RECORDS TO PROCESS ▸
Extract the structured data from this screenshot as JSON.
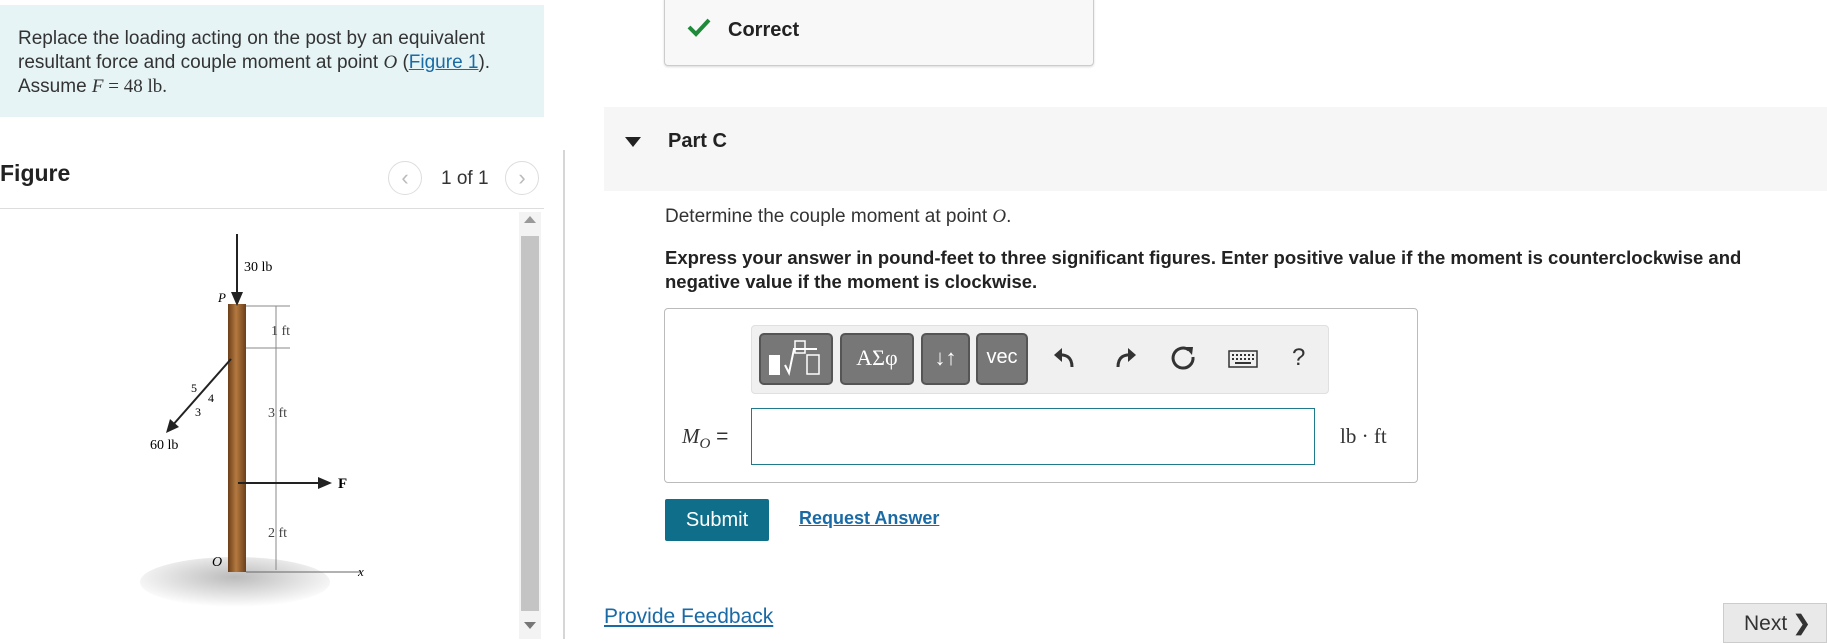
{
  "problem": {
    "line1": "Replace the loading acting on the post by an equivalent",
    "line2_pre": "resultant force and couple moment at point ",
    "point": "O",
    "line2_mid": " (",
    "figure_link": "Figure 1",
    "line2_post": ").",
    "line3_pre": "Assume ",
    "var_f": "F",
    "line3_val": " = 48 lb."
  },
  "figure": {
    "title": "Figure",
    "counter": "1 of 1",
    "labels": {
      "load_30": "30 lb",
      "p": "P",
      "d1": "1 ft",
      "d3": "3 ft",
      "d2": "2 ft",
      "load_60": "60 lb",
      "r5": "5",
      "r4": "4",
      "r3": "3",
      "f": "F",
      "o": "O",
      "x": "x"
    }
  },
  "status": {
    "text": "Correct",
    "color": "#1f8a3a"
  },
  "part": {
    "title": "Part C",
    "question_pre": "Determine the couple moment at point ",
    "question_point": "O",
    "question_post": ".",
    "instructions": "Express your answer in pound-feet to three significant figures. Enter positive value if the moment is counterclockwise and negative value if the moment is clockwise."
  },
  "toolbar": {
    "greek": "ΑΣφ",
    "arrows": "↓↑",
    "vec": "vec",
    "help": "?"
  },
  "answer": {
    "label": "M",
    "label_sub": "O",
    "label_eq": " =",
    "value": "",
    "placeholder": "",
    "units": "lb · ft"
  },
  "actions": {
    "submit": "Submit",
    "request": "Request Answer",
    "feedback": "Provide Feedback",
    "next": "Next"
  },
  "colors": {
    "accent": "#0f6f8a",
    "link": "#1a6aa5",
    "problem_bg": "#e6f4f5",
    "post": "#8b5a2b"
  }
}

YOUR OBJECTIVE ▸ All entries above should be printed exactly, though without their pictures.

RESULT OF THE TASK ▸
Extract the structured data from this screenshot as JSON.
{
  "problem": {
    "line1": "Replace the loading acting on the post by an equivalent",
    "line2_pre": "resultant force and couple moment at point ",
    "point": "O",
    "line2_mid": " (",
    "figure_link": "Figure 1",
    "line2_post": ").",
    "line3_pre": "Assume ",
    "var_f": "F",
    "line3_val": " = 48 lb."
  },
  "figure": {
    "title": "Figure",
    "counter": "1 of 1",
    "labels": {
      "load_30": "30 lb",
      "p": "P",
      "d1": "1 ft",
      "d3": "3 ft",
      "d2": "2 ft",
      "load_60": "60 lb",
      "r5": "5",
      "r4": "4",
      "r3": "3",
      "f": "F",
      "o": "O",
      "x": "x"
    }
  },
  "status": {
    "text": "Correct",
    "color": "#1f8a3a"
  },
  "part": {
    "title": "Part C",
    "question_pre": "Determine the couple moment at point ",
    "question_point": "O",
    "question_post": ".",
    "instructions": "Express your answer in pound-feet to three significant figures. Enter positive value if the moment is counterclockwise and negative value if the moment is clockwise."
  },
  "toolbar": {
    "greek": "ΑΣφ",
    "arrows": "↓↑",
    "vec": "vec",
    "help": "?"
  },
  "answer": {
    "label": "M",
    "label_sub": "O",
    "label_eq": " =",
    "value": "",
    "placeholder": "",
    "units": "lb · ft"
  },
  "actions": {
    "submit": "Submit",
    "request": "Request Answer",
    "feedback": "Provide Feedback",
    "next": "Next"
  },
  "colors": {
    "accent": "#0f6f8a",
    "link": "#1a6aa5",
    "problem_bg": "#e6f4f5",
    "post": "#8b5a2b"
  }
}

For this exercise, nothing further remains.